Food and Exercise

I’m here to talk about food. Food and exercise. This afternoon I pulled on my running shoes and went for a jog. The whole time, I was thinking about how much I hate jogging—I can’t breathe, I immediately get a stitch in my side, my ankle hurts, my knees ache. I was also trying to remind myself that I feel really good when I get enough exercise. Generally, the crankier I am, the likelier it is that I haven’t been outside or climbing in the gym in a while. Make no mistake—I HATE the idea of exercise. I love to ride my bike—especially mountain biking—but it’s exhausting. I love to climb in the gym, but I hate postponing dinner to head over there after a long day at work. I love to ice climb, but I hate being cold. I love caving, but I hate worrying about how scared I’ll be. I love running about with friends, but I hate the idea of spending an afternoon playing soccer. I love swimming, but I hate suiting up and sliding into cold water. I hate jogging. Yes, I just hate it. But the easiest exercise to get in the middle of day is pulling on stretchy clothes, pocketing my iPod, and lacing up my really cool Adidas (bought when I was laboring through triathlons a few summers ago). Then heading out to the bike path near work and going ten minutes in one direction until—thank goodness!—my watch beeps and I can turn back. Luckily, I inherited some of my dad’s desire for a regular schedule, which has made it easier to get in the habit of exercising. In college and grad school it was Abs of Steel, every other day, for years. I still do exercise videos that Dad taped from the TV back in the 80s—Denise Austin and Basic Training: The Workout with Ada Janklowitcz. I also did Buns of Steel for a while, until I realized that building muscle in your rear means building your rear.

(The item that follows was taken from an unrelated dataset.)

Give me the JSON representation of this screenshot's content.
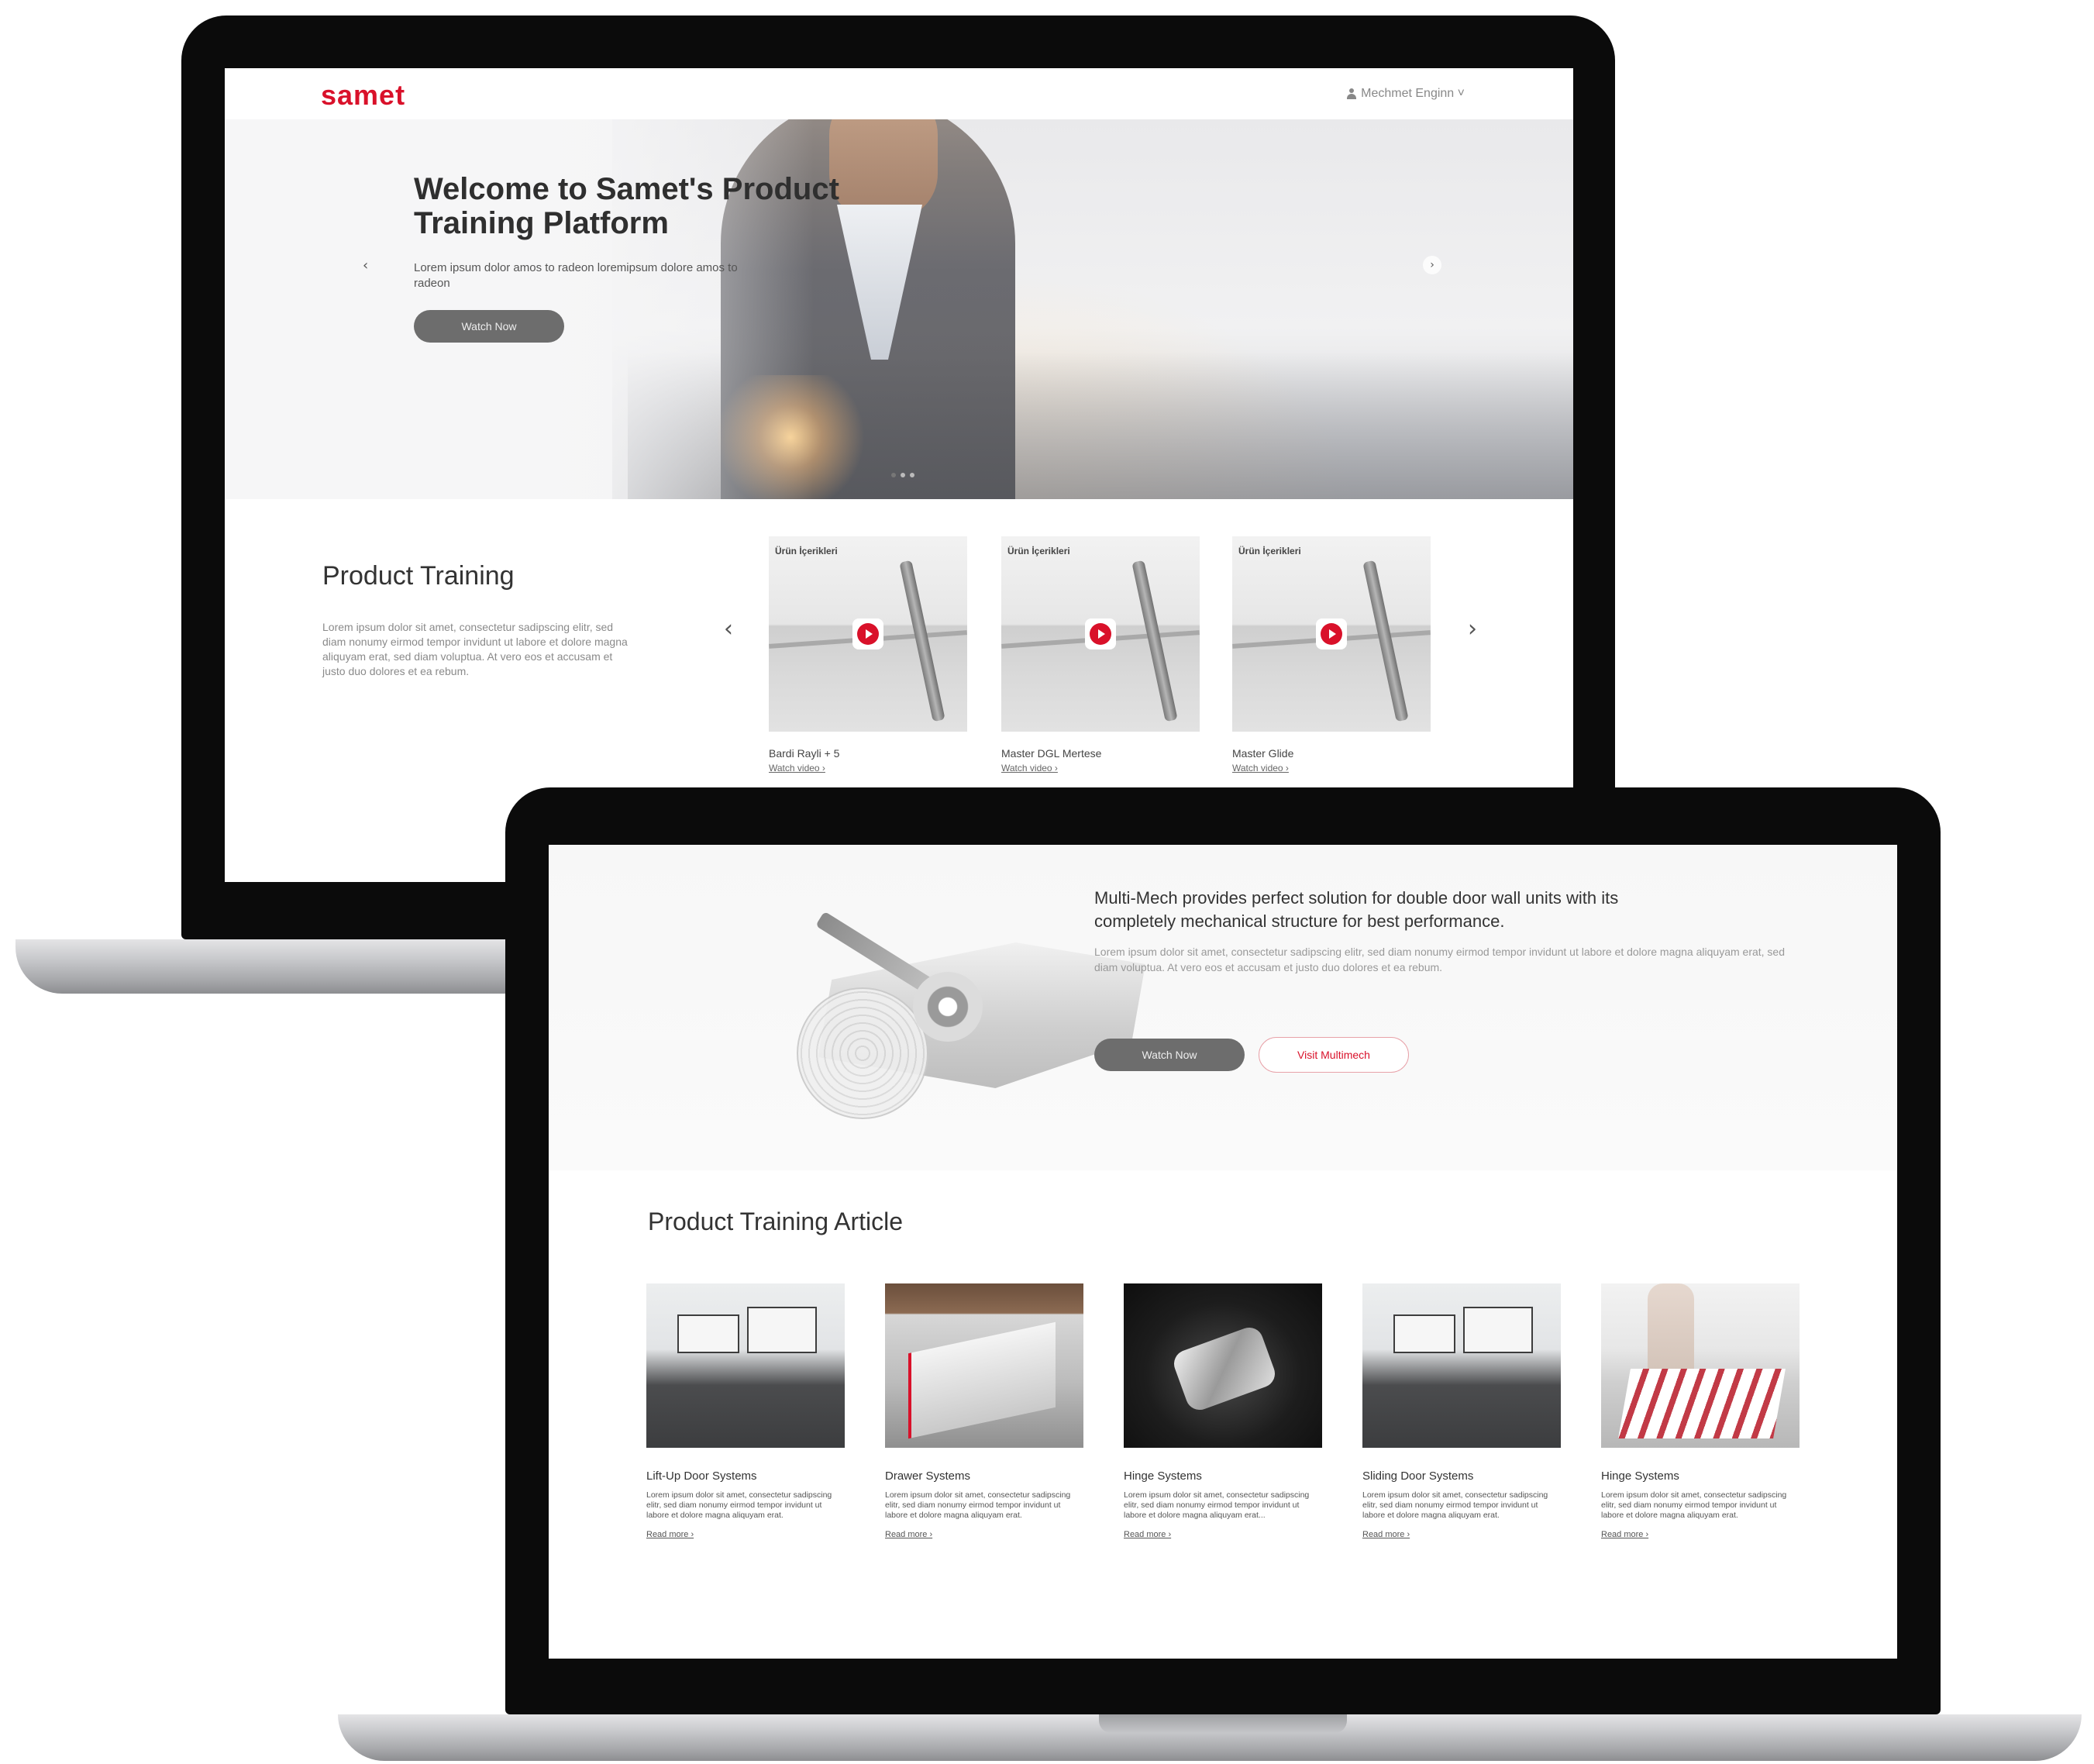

Anyway, I hate jogging. And I hate the idea that I get a bunch of exercise and then I have to do it again! I should immediately look like a movie star. It’s all well and good to be healthy (as always, The Magic Mountain comes to mind), but I’m already fairly healthy. If I’m going to kill myself huffing and puffing up the path, I want to be gorgeous at the end of it, immediately!

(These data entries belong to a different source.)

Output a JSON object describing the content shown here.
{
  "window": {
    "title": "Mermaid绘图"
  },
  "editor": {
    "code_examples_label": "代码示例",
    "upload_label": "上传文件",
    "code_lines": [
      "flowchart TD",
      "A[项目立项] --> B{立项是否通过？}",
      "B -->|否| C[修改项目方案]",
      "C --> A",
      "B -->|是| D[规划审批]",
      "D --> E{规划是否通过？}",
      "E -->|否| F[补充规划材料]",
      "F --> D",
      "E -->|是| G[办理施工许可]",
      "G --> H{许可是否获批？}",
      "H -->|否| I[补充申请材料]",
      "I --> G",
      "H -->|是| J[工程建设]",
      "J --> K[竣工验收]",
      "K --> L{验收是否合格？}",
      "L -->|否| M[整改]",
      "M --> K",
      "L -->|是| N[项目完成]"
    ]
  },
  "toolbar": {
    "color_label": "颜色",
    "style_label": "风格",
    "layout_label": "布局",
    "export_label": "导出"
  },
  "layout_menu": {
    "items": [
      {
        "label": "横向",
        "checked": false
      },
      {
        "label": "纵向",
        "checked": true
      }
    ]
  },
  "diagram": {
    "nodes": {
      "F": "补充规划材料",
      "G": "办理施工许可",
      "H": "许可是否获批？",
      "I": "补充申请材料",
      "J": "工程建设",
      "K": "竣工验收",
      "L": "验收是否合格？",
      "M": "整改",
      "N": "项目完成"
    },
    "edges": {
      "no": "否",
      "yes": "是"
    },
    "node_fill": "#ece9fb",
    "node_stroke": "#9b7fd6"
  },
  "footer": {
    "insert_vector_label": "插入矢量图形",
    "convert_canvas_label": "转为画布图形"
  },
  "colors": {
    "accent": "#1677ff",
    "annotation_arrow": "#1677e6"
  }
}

I also exercise because I LOVE FOOD. I love it as much as I hate jogging (maybe more). Dinner is a beautiful reward for a workday. Breakfast soothes the pain of having to be awake. Lunch is probably my least favorite, but at work it gives me time to read for fun and enjoy some leftovers. I’ve always loved to eat, but I have no appetite. I’m never hungry. I think I have a terribly slow metabolism and I eat because it’s finally time, hooray! So I simply must exercise. I’ve struck a happy balance with my body. I eat more than I should, but I don’t worry about what I’m eating, and I live comfortably with the results.

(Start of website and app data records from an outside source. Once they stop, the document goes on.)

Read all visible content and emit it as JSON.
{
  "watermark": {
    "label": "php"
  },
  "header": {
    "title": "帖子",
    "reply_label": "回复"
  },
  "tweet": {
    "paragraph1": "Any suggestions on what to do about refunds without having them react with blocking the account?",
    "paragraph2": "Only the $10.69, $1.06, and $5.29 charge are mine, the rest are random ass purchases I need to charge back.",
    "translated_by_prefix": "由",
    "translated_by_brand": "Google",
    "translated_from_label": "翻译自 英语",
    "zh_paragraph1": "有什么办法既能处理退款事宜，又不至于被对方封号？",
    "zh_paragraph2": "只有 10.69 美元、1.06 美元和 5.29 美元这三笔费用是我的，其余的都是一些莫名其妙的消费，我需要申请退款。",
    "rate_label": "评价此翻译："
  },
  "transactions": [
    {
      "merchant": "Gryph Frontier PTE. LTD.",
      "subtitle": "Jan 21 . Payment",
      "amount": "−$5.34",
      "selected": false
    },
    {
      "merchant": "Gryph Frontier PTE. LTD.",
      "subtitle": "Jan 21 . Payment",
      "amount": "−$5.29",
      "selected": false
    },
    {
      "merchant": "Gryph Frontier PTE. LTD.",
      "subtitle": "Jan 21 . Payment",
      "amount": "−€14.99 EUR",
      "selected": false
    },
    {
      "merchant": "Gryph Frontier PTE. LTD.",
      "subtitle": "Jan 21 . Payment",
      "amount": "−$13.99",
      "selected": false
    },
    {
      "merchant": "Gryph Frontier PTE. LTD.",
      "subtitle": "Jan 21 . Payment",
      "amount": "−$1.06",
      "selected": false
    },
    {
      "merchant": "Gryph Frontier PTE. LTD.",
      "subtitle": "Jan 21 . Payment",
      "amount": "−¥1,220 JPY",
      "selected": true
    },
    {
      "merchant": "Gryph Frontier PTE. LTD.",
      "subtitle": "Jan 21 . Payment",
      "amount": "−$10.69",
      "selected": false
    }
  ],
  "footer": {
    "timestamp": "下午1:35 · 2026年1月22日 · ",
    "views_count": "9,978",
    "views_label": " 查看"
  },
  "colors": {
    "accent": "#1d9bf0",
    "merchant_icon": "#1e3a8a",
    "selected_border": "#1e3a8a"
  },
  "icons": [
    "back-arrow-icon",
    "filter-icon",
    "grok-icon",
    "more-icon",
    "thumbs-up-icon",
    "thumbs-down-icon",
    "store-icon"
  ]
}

I’ve recently discovered that I love to cook, and I’m also learning that I like to garden. I love to eat vegetables that taste like they’re supposed to, and that have to have the dirt washed off before I can eat them. I’d love to learn to can and learn how to freeze things in useable quantities—so I could pull out carrots in the middle of winter for a soup or a stew. (Advice welcome.) Since I’m talking about cooking, I’ll mention that we’re having a dinner party tomorrow. Dave suggested that I make either Indian food or stir-fry, but I decided on blue cheese rigatoni and spinach salad, with pineapple upside-down cake for dessert. If it turns out well, I’ll post the recipes.